But Kyle Busch bounced back in his second race and defeated Hinchcliffe, which advanced him out of the first round. But he was eliminated from the competition when he was swept by Coulthard in the next round.
In Kurt Busch’s second race, he faced Hunter-Reay, who was one of his teammates when he competed in the 2014 Indianapolis 500. Busch won, but he wasn’t able to advance to the next round.
The competition was eventually won by Montoya, who is taking part in the Race of Champions for the first time.
Both Busch brothers will be back on Sunday to compete for the Nations Cup.
Busch and his competitors will be trying to claim the $30,000 prize for winning the race. Kyle Busch Motorsports had a presence in last year’s Showdown when Todd Gilliland competed for the team.
“They have a pretty strong field lined up again this year with Bubba Pollard coming back and trying to make it three-in-a-row. And then you add in some of the West Coast guys like Derek Thorn, David Mayhew and Noah Gragson, who will be running one of my trucks full-time this season, and it has a lot of great drivers,” Busch told Speed51.com. “One of the things that is going to be really cool is that this will be the first time that Erik Jones and I get to race against each other in the supers since he beat me in the Snowball Derby back in 2013.”
Busch is quite successful in his Super Late Model career, having won the Snowball Derby, CRA SpeedFest, the Oxford 250, the Winchester 400 and the Battle at Berlin in recent years.
CHARLOTTE — Richard Childress traced his Dickensian rise from humble beginnings to six championships in NASCAR’s premier series during his Hall of Fame induction speech Friday.
Childress, who grew up in poverty in Winston-Salem, North Carolina, won six championships in NASCAR’s premier series with fellow high school dropout Dale Earnhardt.

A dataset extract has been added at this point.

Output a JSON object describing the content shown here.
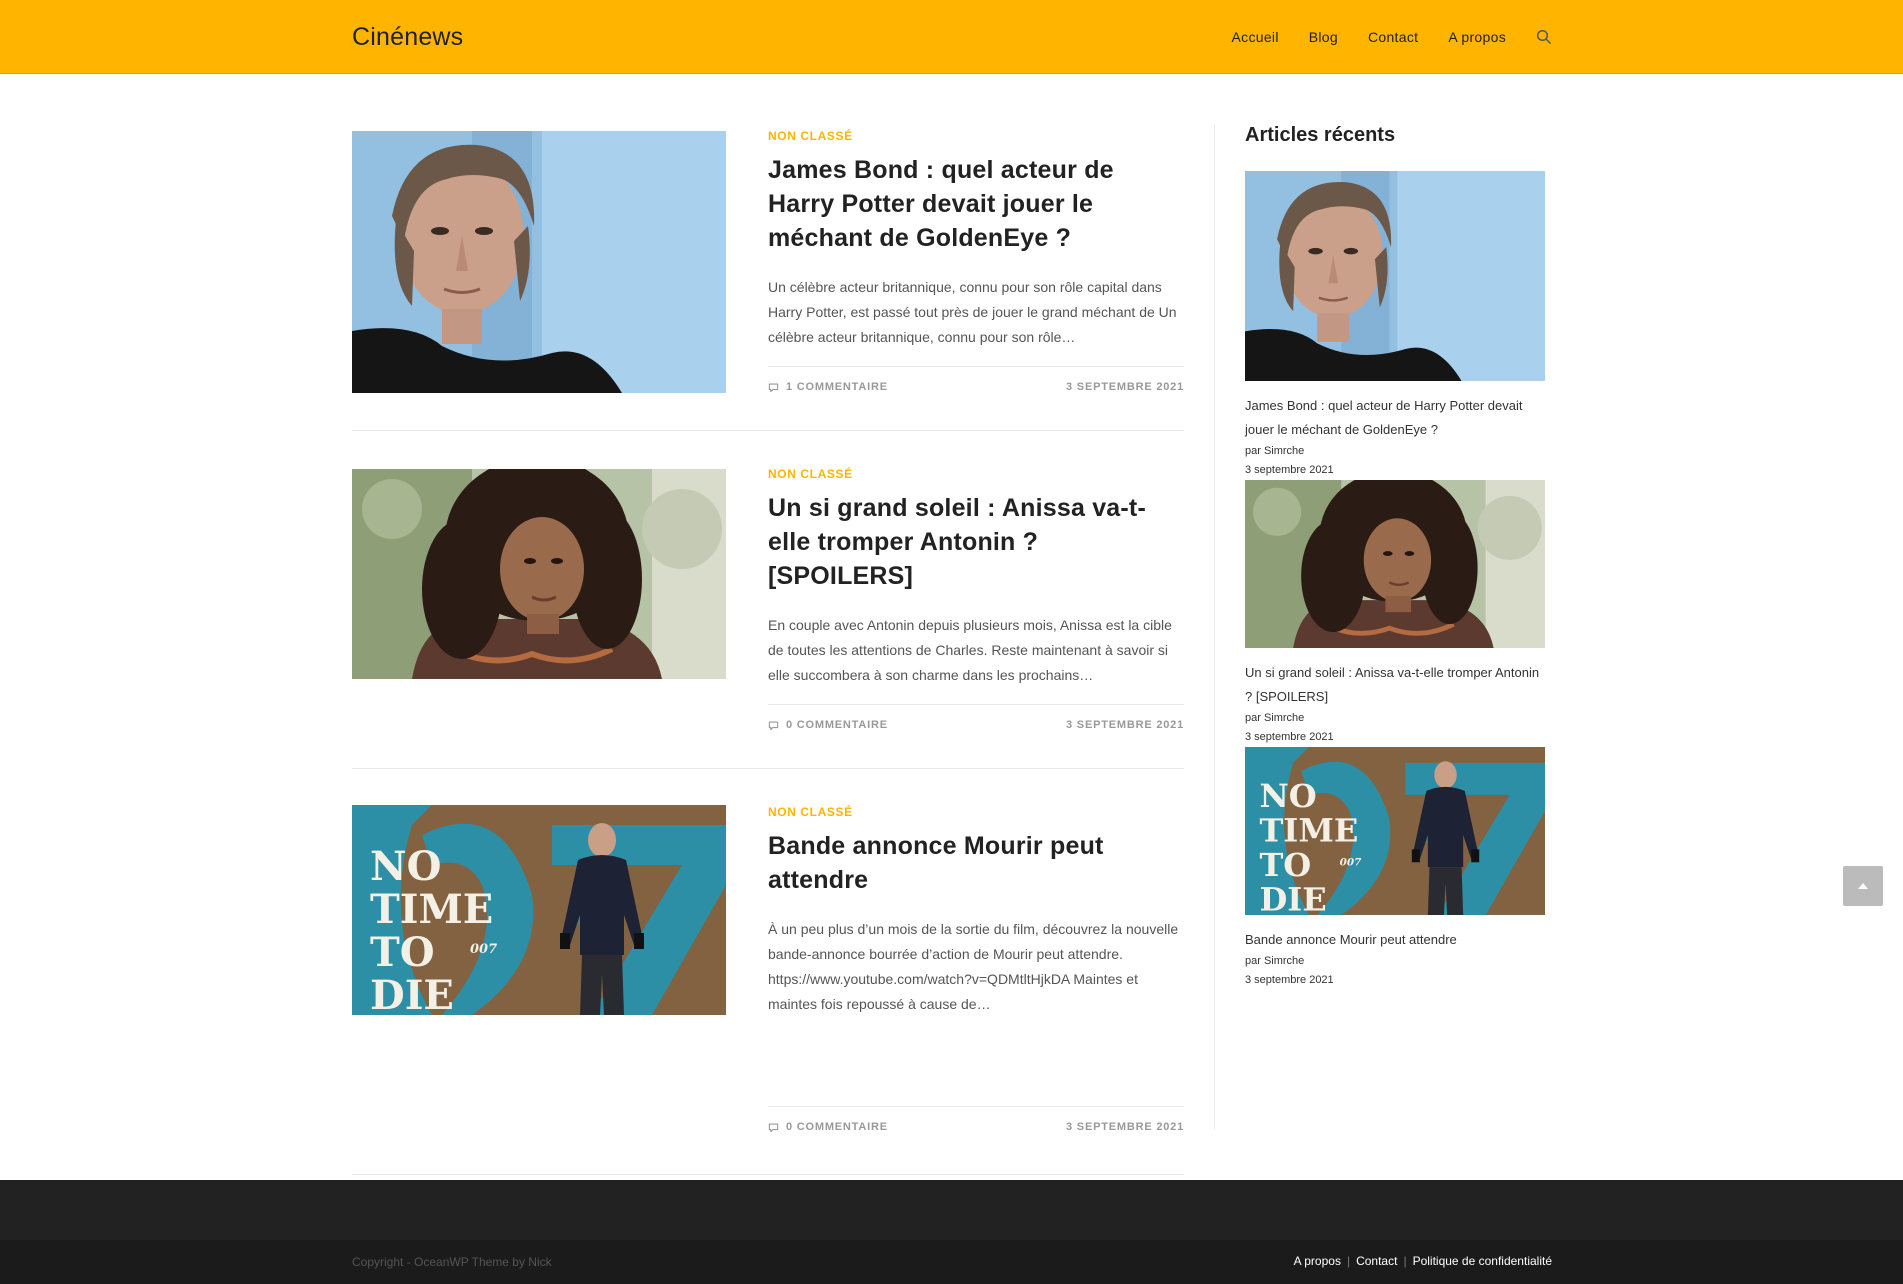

After starting as an independent driver-owner who never won in a dogged career from 1968-81, Childress switched to focusing solely on running a team.
His grandson, Austin Dillon, now drives the No. 3 for Richard Childress Racing that Earnhardt made famous.
“Only in America could a kid selling peanuts and popcorn at Bowman Gray Stadium have a dream of becoming a race driver some day,” Childress said. “And then he goes out and buys him an old ’47 Plymouth (and) pays $20 for it — that was the best investment I ever made — and have a dream of being a NASCAR driver some day, be standing up here tonight to be inducted into the NASCAR Hall of Fame. Only in America. What a great country we live in.”
During his speech, Childress made several references to a wall he’d like to put in the stock-car museum to signify all those who paved the way for his success.
“I’d like to put a 10‑foot by 20‑foot granite wall with thousands of names etched in it that’s helped me all along the way to get here tonight,” he said. “I can’t thank you all, but I want to put you on a great granite wall to where I can thank you for getting us up here.
“But on that granite wall, the first thing would be my family. My wife Judy, my daughter Tina, my son‑in‑law, Mike Dillon, grandson Ty and his wife Haley, she’s here tonight. Grandson Austin and his fiancé, Whitney Ward. I couldn’t have done it without you all’s support. We are a NASCAR racing family.”